* [What you need to do]: Where a line below contains "name", count it. Reply with the total only.

*** Working data ***

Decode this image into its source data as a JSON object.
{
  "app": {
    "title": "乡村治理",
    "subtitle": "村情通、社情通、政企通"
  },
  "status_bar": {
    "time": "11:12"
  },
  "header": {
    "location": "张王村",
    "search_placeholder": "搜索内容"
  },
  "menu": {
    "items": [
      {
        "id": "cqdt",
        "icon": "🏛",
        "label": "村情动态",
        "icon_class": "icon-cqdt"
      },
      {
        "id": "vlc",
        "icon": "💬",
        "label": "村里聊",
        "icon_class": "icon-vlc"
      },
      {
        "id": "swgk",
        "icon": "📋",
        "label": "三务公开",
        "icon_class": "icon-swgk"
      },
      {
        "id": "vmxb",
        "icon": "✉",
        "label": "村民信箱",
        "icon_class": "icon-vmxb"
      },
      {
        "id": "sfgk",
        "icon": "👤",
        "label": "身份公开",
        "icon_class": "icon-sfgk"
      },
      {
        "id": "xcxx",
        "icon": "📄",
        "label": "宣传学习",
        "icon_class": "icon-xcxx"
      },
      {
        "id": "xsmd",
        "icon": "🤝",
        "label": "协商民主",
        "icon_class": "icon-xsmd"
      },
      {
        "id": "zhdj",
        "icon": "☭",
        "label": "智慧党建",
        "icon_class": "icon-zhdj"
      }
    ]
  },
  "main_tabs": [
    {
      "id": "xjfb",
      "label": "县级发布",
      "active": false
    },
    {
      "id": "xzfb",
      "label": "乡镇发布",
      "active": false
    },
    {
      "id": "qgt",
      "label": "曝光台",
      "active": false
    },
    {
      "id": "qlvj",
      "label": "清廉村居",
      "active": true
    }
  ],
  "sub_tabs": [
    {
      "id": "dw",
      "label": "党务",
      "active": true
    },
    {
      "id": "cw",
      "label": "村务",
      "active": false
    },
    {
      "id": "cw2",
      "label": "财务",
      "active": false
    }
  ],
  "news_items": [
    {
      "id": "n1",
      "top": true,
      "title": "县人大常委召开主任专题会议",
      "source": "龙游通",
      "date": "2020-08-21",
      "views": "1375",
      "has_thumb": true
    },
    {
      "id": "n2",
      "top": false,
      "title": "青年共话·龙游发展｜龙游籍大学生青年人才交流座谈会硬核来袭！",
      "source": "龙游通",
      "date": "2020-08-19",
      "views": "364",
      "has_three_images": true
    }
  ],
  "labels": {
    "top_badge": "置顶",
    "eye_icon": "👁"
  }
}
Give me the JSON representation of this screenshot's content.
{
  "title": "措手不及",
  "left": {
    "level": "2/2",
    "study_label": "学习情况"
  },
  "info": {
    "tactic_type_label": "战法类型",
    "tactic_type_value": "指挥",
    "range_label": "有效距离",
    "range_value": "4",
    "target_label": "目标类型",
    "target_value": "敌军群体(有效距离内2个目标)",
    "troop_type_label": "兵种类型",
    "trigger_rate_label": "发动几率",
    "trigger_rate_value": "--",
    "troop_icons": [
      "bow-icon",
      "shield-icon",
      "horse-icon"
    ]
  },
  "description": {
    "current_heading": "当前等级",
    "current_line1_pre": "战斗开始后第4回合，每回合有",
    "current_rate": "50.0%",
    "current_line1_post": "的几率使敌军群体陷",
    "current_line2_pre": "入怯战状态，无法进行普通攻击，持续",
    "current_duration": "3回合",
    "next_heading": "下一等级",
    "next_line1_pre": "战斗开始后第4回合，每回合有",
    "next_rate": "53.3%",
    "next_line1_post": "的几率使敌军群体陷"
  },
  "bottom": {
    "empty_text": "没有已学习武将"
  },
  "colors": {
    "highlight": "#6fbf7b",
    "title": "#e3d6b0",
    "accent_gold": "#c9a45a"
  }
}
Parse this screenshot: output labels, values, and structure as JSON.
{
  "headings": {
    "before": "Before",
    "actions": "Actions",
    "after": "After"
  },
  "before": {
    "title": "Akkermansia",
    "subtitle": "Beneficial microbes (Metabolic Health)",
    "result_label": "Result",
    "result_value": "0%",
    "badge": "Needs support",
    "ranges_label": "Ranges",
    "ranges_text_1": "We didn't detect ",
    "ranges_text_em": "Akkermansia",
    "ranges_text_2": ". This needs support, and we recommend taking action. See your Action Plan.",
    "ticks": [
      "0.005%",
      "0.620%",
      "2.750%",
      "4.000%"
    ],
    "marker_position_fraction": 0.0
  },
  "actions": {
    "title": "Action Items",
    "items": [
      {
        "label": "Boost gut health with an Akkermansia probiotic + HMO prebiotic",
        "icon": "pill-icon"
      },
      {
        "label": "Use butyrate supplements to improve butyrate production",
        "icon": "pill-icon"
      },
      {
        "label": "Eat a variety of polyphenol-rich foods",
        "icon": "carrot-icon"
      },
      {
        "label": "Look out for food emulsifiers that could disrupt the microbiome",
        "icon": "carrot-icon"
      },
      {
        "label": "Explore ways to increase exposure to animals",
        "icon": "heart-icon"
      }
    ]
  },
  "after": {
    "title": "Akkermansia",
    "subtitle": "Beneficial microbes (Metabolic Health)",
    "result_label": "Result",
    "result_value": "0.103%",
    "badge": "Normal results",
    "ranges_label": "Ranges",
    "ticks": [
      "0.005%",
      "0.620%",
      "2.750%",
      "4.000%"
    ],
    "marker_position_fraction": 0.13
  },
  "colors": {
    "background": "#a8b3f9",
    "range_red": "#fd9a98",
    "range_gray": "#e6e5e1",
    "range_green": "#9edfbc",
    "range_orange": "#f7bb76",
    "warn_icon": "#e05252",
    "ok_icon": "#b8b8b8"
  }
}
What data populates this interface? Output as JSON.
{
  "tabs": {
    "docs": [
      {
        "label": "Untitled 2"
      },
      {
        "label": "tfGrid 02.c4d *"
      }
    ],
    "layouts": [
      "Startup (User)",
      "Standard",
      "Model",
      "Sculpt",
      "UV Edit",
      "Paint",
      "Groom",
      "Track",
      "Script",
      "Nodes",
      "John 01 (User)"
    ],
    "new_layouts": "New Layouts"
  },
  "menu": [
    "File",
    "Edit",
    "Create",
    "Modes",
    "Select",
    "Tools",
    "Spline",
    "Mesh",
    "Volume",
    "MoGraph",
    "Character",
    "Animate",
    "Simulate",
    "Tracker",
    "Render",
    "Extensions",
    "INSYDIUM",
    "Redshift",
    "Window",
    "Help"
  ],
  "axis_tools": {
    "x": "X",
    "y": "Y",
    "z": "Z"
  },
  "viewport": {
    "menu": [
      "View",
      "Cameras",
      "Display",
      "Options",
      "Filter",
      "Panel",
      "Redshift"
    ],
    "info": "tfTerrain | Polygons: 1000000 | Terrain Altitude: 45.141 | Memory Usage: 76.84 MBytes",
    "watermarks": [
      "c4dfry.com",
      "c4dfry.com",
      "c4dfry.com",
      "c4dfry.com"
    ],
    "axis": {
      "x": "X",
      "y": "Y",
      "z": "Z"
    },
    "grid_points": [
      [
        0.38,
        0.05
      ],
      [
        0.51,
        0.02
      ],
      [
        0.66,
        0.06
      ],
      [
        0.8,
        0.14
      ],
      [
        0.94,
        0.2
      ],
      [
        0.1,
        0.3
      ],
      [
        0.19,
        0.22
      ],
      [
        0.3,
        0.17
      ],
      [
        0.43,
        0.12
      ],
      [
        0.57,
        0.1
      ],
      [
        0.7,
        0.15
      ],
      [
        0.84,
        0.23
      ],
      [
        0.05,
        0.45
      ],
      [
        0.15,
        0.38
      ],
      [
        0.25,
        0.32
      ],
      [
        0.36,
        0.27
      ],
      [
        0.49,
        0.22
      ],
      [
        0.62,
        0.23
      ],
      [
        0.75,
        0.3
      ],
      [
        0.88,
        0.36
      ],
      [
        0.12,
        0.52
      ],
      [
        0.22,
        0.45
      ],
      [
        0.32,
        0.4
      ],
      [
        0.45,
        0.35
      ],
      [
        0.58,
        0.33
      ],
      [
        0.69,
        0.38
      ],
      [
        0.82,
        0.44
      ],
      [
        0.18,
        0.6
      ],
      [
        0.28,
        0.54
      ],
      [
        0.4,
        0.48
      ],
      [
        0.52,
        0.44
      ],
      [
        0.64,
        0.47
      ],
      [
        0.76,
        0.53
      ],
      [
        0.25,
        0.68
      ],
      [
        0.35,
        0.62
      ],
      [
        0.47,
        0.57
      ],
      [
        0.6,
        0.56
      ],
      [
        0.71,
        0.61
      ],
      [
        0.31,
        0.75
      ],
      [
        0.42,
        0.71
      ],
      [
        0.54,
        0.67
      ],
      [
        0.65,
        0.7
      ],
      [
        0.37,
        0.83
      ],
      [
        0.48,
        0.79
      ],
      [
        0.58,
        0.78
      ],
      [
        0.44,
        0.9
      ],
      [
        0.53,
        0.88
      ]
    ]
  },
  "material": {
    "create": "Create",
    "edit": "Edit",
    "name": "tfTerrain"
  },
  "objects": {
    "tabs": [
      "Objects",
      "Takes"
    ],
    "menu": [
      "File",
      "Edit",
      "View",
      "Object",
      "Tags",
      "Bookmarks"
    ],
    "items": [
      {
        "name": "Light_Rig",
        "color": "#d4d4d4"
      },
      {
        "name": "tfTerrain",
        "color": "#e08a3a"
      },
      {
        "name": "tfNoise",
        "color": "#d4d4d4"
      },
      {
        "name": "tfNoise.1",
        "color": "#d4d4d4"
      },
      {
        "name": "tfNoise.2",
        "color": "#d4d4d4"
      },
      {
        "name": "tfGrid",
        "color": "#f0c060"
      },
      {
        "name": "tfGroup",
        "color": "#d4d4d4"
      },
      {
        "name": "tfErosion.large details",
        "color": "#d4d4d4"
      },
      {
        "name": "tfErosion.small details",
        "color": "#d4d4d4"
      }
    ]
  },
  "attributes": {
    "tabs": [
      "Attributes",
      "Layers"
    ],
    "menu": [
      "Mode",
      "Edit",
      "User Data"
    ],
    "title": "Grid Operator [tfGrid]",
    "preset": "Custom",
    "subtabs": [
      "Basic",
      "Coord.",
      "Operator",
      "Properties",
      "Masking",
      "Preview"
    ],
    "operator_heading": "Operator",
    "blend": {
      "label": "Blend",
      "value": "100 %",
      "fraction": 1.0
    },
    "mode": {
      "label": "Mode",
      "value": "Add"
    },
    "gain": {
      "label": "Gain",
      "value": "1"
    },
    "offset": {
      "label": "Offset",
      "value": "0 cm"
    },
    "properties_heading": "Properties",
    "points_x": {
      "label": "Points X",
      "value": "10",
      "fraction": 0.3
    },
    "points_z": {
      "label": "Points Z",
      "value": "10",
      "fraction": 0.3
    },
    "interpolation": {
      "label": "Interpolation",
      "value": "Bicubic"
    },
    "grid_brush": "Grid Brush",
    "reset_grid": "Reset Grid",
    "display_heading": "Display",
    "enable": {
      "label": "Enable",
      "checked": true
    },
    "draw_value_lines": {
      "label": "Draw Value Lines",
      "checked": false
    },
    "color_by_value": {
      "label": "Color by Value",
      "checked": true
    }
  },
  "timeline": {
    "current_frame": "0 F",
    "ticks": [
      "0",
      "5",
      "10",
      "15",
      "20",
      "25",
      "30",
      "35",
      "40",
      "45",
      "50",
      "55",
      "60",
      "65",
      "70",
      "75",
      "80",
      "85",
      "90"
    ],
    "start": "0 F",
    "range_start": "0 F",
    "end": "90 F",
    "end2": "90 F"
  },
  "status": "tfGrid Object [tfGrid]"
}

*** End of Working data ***

* [Solution for this exercise]: 10